__About this task__
Answer with the number of lines in the records that contain "legend" and with nothing else.

__Excerpted data__

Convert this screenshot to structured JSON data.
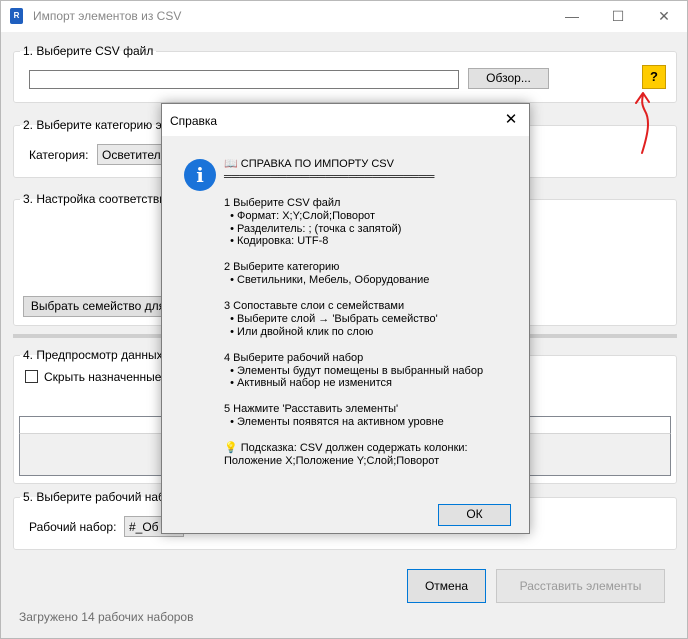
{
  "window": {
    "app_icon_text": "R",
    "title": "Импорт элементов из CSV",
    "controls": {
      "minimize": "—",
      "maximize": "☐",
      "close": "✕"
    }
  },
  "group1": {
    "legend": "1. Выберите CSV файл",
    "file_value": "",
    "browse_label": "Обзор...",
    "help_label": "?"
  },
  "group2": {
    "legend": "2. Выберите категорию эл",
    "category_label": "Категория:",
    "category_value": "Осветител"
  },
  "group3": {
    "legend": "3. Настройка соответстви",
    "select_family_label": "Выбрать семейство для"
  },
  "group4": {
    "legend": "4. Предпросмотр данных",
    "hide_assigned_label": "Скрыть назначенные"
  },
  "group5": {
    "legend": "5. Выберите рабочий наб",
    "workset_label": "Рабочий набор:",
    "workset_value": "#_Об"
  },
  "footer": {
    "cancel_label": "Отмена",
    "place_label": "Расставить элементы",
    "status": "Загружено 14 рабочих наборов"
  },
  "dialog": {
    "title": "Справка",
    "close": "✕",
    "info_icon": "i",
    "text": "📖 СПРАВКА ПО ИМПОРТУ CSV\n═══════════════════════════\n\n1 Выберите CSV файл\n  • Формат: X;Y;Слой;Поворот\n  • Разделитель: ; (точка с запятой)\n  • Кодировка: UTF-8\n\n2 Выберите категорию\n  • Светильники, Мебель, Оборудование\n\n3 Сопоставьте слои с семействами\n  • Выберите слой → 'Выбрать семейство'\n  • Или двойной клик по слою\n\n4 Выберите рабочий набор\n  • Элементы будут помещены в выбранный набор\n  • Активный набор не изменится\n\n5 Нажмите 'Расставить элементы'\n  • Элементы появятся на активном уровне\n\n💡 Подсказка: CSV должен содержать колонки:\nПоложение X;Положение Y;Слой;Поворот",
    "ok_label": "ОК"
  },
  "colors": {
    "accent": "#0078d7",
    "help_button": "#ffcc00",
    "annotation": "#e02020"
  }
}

__Exercise response__
5